Republican presidential candidates Marco Rubio and John Kasich have suggested they may not support Donald Trump if he becomes the Republican nominee, as violence at the front-runner's rallies deepened the party's chaotic chasm.
Tensions ran high at Mr Trump's latest rally, when US Secret Service agents briefly formed a protective ring around the candidate, then left the stage and allowed him to continue speaking at an airport hangar near Dayton, Ohio.
It was not immediately clear why the agents rushed the stage to surround Mr Trump, who appeared to jolt after hearing something coming from the audience behind him.
A defiant Mr Trump has denied that he has encouraged violence at his events. But the scenes from his aborted rally in Chicago on Friday night appeared to be a final straw for some rivals who had pledged, despite deep concerns about his qualifications, to support the billionaire businessman if he were to become the nominee.
Mr Rubio, a Florida senator, said it was "getting harder every day" to keep his word. Mr Kasich, the Ohio governor, said the "toxic environment" Mr Trump is creating "makes it very, extremely difficult" to support him.
"To see Americans slugging themselves at a political rally deeply disturbed me," Mr Kasich said while campaigning in Cincinnati. "We're better than that."

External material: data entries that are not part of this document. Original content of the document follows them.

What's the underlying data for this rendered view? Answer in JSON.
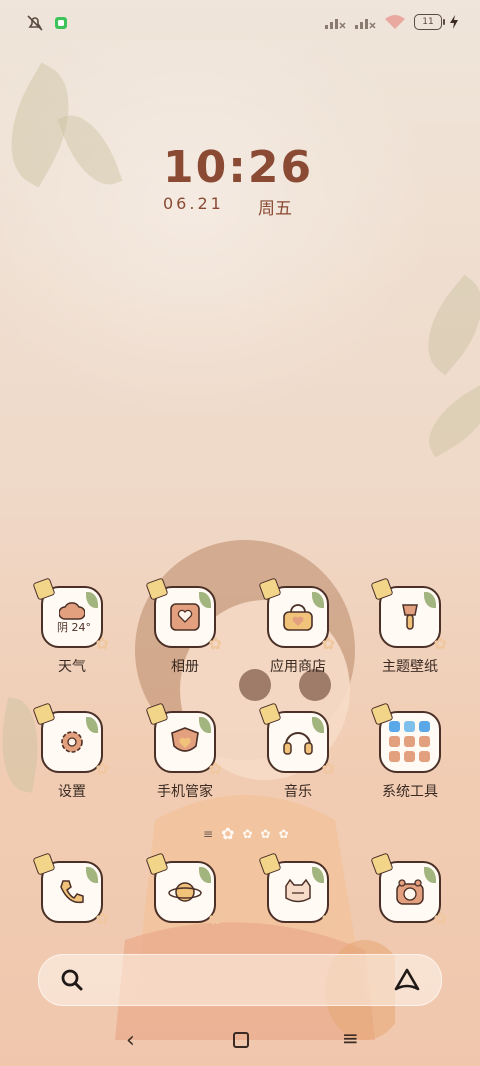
{
  "status_bar": {
    "left_icons": [
      "bell-off-icon",
      "app-notification-icon"
    ],
    "right_icons": [
      "signal-off-icon",
      "signal-off-icon",
      "wifi-icon",
      "battery-icon",
      "charging-icon"
    ],
    "battery_level": "11"
  },
  "clock": {
    "time": "10:26",
    "date": "06.21",
    "weekday": "周五"
  },
  "weather_widget_text": "阴 24°",
  "apps_row1": [
    {
      "label": "天气",
      "icon": "weather-icon"
    },
    {
      "label": "相册",
      "icon": "gallery-icon"
    },
    {
      "label": "应用商店",
      "icon": "app-store-icon"
    },
    {
      "label": "主题壁纸",
      "icon": "theme-icon"
    }
  ],
  "apps_row2": [
    {
      "label": "设置",
      "icon": "settings-icon"
    },
    {
      "label": "手机管家",
      "icon": "security-icon"
    },
    {
      "label": "音乐",
      "icon": "music-icon"
    },
    {
      "label": "系统工具",
      "icon": "folder-icon"
    }
  ],
  "dock": [
    {
      "icon": "phone-icon"
    },
    {
      "icon": "browser-icon"
    },
    {
      "icon": "messages-icon"
    },
    {
      "icon": "camera-icon"
    }
  ],
  "search": {
    "icons": [
      "search-icon",
      "assistant-icon"
    ]
  },
  "nav": {
    "back": "‹",
    "menu": "≡"
  },
  "colors": {
    "accent": "#8a4a34",
    "outline": "#4b3027",
    "tile": "#fffaf4"
  }
}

The extraordinary shift by the two came just a few days before Tuesday's elections in five states, including Florida, Ohio and Illinois.
Mr Trump insisted he had done nothing to exacerbate tensions, despite having previously encouraged his supporters to aggressively - and sometimes physically - stop protesters from interrupting his raucous rallies.
"I don't take responsibility. Nobody's been hurt at our rallies," Mr Trump told CNN late on Friday, one of several interviews he did as cable networks broadcast footage of the skirmishes both inside and outside the Chicago arena where he had planned to speak.
In Dayton, the audience chanted Trump's name as the Secret Service agents rushed the stage. Mr Trump did not explain what had happened, but said: "Thank you for the warning. I was ready for 'em, but it's much better if the cops do it, don't we agree?"
The brash billionaire's unexpected political success has caused turmoil in the Republican Party. Most leaders expected his populist appeal would fade as nominating contests began and largely avoided criticising even his most extreme comments out of fear of alienating his supporters.
But after 24 primary contests, Mr Trump has only grown stronger and leads his rivals in the all-important delegate count. The delegates will select the party's nominee at the Republican national convention in July in Cleveland.
Republican leaders are grasping for a last-ditch idea to stop Mr Trump from claiming the nomination, from talking about a contested convention to discussing whether to rally around a yet-to-be-determined third-party candidate. All are long shots at best and would likely have the effect of ripping the Republican Party apart in irreparable ways.
Mr Rubio and Mr Kasich must win their home state contests on Tuesday in order to stay in the race. Texas senator Ted Cruz, closest to Mr Trump in the delegate count, has urged both to drop out so he can take on the front-runner in a head-to-head contest.
Mr Cruz said late on Friday that Mr Trump has created "an environment that encourages this sort of nasty discourse."
"When the candidate urges supporters to engage in physical violence, to punch people in the face, the predictable consequence of that is that is escalates," he said.
The chaos in Chicago was sparked in part by Mr Trump's decision to cancel his rally after skirmishes broke out in the crowd that, unlike past Trump events, was packed with protesters.
Some isolated confrontations took place afterwards. Police reported arresting five people. Many anti-Trump attendees had rushed on to the floor of the University of Illinois at Chicago Pavilion, jumping up and down with their arms up in the air.
President Barack Obama, speaking at a Democratic fundraiser in Dallas, said those who aspire to lead the country "should be trying to bring us together and not turning us against one another".
He said leaders should also "speak out against violence".
"If they refuse to do that, they don't deserve our support," he said.